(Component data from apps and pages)
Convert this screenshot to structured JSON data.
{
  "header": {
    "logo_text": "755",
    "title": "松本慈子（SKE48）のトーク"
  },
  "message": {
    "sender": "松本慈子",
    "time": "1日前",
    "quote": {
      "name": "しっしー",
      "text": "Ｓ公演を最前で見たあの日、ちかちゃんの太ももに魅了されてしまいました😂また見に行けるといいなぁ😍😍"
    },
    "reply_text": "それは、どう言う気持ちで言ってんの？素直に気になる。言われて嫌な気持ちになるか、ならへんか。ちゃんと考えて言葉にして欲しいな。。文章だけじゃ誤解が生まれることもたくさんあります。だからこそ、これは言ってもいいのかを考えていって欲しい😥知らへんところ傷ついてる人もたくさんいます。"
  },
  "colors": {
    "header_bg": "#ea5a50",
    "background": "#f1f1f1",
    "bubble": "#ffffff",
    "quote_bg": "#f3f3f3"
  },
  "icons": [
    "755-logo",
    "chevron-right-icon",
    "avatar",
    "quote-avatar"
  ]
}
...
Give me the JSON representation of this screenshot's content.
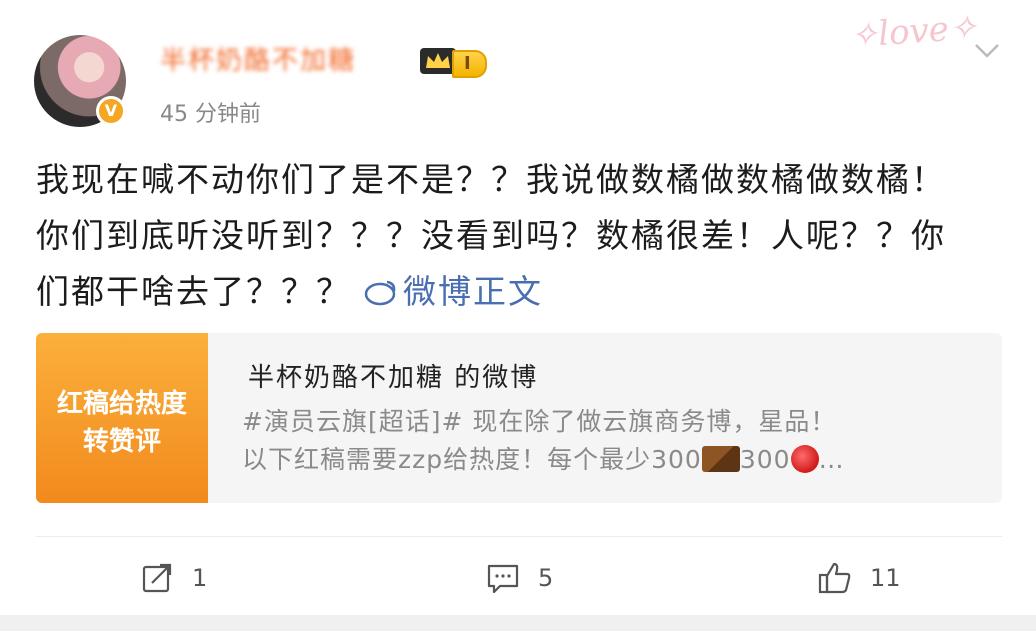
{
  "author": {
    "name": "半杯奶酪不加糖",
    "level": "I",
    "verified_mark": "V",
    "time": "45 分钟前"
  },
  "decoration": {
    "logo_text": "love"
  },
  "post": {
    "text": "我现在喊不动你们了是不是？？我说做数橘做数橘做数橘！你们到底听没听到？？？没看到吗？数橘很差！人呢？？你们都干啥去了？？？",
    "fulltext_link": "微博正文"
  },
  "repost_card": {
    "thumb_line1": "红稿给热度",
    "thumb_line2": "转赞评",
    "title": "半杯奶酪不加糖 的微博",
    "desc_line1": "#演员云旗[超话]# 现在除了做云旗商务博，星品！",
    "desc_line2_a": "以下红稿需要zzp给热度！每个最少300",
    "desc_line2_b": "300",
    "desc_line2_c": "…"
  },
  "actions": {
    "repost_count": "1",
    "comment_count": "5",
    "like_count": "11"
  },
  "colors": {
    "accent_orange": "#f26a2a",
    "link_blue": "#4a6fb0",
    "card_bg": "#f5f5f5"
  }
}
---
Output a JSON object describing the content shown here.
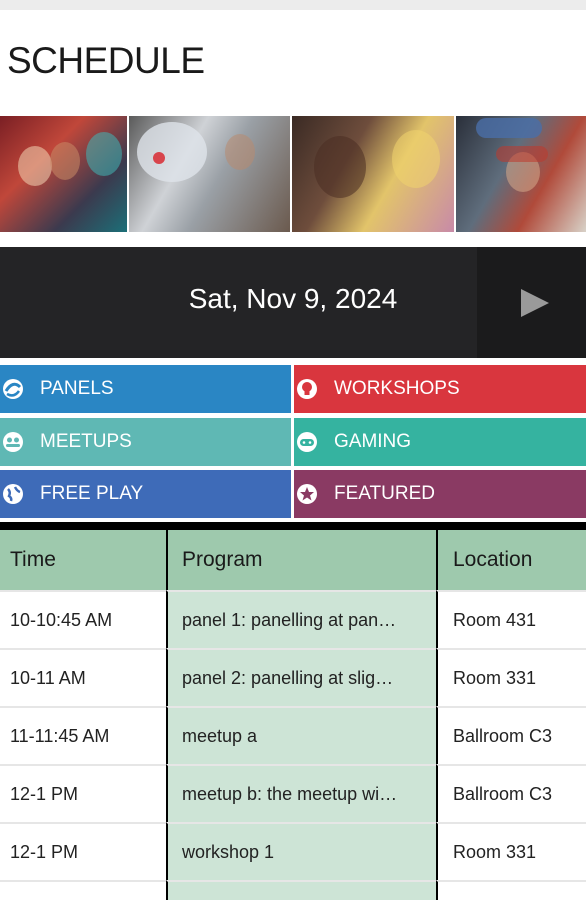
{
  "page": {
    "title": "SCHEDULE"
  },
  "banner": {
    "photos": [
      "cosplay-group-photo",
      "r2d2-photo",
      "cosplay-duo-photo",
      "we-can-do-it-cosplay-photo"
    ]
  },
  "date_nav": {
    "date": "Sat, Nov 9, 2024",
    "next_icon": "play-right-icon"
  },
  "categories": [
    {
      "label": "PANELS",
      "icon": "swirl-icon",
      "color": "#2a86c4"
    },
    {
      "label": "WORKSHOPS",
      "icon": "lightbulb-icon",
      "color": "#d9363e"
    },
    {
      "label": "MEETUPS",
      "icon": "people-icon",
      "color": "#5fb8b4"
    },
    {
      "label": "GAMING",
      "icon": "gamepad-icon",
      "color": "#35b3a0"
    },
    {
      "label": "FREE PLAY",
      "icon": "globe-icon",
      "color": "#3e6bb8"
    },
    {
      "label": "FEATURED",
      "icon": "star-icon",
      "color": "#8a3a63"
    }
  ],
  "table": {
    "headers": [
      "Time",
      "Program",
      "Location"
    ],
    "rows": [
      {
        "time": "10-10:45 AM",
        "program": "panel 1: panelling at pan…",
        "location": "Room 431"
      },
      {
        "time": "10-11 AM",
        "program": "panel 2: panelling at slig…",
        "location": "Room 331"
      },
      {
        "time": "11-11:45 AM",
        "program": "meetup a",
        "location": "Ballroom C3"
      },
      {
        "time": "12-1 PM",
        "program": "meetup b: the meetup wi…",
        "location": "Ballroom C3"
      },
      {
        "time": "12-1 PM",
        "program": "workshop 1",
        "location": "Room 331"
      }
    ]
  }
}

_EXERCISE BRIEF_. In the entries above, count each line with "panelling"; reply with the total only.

_EXPECTED OUTPUT_. 2